Morse Water Quality
Phosphorus: threatening our water and wildlife from lake to lawn
What is Phosphorus?
A naturally-occurring nutrient that plants only use in
small quantities for growth & energy storage
Why is it a problem?
- Excess phosphorus travels into rivers, streams, and lakes resulting in algal blooms and undesirable plant growth
- 1 lb. Phosphorus can result in the growth of 10,000 lbs. weeds
- Algae overgrowth turns water green and makes it unsustainable for many species due to the lack of food, oxygen, and viable habitats
- Phosphorus damages the natural habitats, and biodiversity declines.
How can this influence my health?
- Quality of drinking water is affected, indicated by poor taste and smell

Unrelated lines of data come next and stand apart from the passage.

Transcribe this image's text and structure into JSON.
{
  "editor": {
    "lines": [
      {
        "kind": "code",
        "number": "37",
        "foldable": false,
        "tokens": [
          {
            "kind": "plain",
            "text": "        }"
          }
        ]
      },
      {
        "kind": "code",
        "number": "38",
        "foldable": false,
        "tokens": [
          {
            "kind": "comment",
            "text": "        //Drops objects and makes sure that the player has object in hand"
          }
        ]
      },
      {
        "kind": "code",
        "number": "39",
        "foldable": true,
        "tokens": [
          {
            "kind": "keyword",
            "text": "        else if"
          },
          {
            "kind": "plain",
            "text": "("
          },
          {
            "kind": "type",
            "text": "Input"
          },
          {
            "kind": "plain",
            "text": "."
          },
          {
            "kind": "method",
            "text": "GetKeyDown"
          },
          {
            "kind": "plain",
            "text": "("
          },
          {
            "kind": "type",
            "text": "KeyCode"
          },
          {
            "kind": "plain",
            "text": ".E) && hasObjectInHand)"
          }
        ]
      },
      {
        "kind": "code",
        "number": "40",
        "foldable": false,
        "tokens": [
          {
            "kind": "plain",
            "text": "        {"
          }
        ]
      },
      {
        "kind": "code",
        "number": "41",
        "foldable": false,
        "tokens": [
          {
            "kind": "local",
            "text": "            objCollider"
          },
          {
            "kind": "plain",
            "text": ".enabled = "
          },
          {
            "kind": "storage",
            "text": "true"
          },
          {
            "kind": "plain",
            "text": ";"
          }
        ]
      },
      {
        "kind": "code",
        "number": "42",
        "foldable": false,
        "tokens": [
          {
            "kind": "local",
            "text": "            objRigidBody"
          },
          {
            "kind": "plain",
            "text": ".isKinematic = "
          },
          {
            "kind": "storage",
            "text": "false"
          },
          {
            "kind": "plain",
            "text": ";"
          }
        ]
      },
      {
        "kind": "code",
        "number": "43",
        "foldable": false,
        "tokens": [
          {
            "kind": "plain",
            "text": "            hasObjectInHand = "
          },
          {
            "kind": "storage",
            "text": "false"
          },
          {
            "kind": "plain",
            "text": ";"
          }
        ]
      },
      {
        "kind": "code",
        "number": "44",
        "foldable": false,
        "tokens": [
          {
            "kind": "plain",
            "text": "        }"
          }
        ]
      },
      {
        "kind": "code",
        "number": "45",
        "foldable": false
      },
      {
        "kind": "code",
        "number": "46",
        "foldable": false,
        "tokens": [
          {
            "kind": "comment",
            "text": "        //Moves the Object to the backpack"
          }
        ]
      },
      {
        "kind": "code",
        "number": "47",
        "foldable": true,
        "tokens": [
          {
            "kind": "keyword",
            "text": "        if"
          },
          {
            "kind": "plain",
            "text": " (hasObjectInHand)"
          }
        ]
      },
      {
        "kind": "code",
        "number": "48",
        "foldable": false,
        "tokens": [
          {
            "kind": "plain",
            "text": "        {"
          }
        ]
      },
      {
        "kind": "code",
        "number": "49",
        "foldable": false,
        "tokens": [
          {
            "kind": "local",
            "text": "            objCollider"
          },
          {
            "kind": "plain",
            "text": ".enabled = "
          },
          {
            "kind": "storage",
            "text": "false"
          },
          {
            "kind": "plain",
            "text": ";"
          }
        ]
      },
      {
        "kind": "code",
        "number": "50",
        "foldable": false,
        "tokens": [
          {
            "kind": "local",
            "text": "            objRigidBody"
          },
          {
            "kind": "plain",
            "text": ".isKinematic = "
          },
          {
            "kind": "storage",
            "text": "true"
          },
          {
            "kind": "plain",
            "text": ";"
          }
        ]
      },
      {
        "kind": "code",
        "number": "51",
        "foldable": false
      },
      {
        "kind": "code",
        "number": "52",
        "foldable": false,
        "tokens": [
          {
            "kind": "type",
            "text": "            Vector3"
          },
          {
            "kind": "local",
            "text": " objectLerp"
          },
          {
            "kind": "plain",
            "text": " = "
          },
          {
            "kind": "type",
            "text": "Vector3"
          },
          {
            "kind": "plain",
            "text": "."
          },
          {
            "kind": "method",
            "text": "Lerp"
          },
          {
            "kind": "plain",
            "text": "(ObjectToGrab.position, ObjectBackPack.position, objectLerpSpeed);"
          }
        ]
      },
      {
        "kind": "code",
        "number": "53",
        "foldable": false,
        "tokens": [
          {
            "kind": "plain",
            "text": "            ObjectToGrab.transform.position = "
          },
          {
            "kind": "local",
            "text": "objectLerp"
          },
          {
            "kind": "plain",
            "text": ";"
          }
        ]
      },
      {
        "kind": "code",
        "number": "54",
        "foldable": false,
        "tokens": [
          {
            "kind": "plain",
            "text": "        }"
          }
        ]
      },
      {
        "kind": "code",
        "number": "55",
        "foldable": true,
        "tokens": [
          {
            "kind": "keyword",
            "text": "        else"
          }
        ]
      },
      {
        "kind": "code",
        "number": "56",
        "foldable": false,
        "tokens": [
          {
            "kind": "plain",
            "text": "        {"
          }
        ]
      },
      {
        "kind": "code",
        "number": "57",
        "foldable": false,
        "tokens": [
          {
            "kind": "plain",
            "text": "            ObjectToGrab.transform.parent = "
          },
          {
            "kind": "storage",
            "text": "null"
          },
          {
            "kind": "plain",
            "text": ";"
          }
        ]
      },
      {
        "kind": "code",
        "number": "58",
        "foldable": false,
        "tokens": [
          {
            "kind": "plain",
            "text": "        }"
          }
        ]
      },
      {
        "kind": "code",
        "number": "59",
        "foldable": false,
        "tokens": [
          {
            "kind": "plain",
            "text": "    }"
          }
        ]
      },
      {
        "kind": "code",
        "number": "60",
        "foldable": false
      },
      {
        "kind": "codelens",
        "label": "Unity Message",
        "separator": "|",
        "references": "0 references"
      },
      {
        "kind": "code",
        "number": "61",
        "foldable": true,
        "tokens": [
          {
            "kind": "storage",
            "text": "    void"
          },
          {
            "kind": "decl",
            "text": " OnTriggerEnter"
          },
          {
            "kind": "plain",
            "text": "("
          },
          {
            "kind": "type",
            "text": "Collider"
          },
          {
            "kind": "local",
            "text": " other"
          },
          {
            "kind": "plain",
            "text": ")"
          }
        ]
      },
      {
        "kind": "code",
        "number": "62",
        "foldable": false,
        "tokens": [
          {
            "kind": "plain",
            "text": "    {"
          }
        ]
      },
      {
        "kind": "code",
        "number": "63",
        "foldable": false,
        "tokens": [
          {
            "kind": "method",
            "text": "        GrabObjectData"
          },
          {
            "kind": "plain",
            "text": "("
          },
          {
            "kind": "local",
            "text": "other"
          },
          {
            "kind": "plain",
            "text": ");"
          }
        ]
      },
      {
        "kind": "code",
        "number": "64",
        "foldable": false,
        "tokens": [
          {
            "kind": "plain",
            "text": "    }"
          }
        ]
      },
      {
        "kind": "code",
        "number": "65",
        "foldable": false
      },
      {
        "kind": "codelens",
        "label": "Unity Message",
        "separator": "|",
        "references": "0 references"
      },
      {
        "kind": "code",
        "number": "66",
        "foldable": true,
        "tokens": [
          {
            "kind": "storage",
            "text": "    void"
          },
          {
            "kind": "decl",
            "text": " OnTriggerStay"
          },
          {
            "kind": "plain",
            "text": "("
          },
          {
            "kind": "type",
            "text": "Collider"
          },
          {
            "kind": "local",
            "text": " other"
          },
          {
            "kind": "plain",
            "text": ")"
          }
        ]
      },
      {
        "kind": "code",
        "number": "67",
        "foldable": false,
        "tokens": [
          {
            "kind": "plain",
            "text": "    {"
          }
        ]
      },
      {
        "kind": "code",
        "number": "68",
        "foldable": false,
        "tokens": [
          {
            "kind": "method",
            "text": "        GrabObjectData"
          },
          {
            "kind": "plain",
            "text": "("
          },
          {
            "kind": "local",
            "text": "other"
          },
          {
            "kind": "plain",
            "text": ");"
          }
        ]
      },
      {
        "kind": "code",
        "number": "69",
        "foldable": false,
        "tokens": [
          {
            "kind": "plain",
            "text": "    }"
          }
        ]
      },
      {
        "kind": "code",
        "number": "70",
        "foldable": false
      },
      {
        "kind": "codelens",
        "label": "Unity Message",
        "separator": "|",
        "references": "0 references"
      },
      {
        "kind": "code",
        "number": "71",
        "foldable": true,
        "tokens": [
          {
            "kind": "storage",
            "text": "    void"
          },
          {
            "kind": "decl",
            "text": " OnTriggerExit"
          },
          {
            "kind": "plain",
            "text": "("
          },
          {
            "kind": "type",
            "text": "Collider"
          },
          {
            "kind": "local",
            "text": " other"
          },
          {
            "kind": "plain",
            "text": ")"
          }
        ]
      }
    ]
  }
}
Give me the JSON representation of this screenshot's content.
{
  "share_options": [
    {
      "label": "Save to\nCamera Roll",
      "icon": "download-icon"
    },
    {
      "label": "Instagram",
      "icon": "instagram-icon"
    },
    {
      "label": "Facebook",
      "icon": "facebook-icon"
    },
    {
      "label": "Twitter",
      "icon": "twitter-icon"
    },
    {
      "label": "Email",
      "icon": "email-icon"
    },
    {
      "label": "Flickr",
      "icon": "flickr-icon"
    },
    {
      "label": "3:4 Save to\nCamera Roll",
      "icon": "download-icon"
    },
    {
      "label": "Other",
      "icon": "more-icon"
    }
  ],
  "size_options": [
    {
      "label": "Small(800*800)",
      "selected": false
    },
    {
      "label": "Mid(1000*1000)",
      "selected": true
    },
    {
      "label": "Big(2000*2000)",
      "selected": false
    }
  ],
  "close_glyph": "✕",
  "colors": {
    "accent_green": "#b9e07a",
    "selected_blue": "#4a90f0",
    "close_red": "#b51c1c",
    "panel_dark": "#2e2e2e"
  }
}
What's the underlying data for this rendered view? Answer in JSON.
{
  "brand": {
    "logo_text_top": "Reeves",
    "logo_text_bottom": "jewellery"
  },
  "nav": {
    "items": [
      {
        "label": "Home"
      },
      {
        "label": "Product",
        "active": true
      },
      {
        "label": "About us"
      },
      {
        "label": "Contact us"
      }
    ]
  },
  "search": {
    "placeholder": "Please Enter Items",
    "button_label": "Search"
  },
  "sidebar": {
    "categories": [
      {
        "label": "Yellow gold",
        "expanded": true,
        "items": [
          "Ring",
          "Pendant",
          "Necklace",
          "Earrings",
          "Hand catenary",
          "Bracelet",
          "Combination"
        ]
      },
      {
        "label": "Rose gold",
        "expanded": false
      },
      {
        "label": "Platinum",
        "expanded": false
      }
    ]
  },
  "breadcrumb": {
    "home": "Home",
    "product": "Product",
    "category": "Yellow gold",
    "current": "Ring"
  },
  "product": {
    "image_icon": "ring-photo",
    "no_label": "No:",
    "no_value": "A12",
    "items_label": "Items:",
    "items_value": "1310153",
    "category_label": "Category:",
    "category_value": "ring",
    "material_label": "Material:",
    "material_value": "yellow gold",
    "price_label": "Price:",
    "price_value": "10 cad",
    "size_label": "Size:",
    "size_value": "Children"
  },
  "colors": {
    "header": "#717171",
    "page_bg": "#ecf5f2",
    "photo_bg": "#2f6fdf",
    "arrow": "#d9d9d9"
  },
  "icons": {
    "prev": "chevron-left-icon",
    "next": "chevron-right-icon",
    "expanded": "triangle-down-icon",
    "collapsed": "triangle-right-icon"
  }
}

- Some algae can produce toxins causing skin irritations
- If consumed, this water can lead to gastrointestinal problems and damage to internal systems or even major organs
- Harmful for pets, including livestock to consume contaminated water
How can I help?
- Only use phosphorus in your fertilizer if you have a new lawn or a soil test indicates a low level of phosphorus
- Don’t over-fertilize your lawn. On average, 89% of Indiana lawns do not need phosphorus according to a 2004 survey by Purdue
- Best time to fertilize is in the fall, especially September3. If the ground is frozen, do not apply fertilizer
- Clean up any fertilizer spills on impervious surfaces, such as driveways
- Use grass clippings and fallen leaves as natural mulch
- Tell family and friends about the problems of excess phosphorus!
Read the latest news about Morse Reservoir Water Quality in our blog!
Springtime Choices Impact Morse Lake Water Quality
Attention Dog Owners! Pet Waste and Phosphorus
Fight the Ice, Keep Water Clean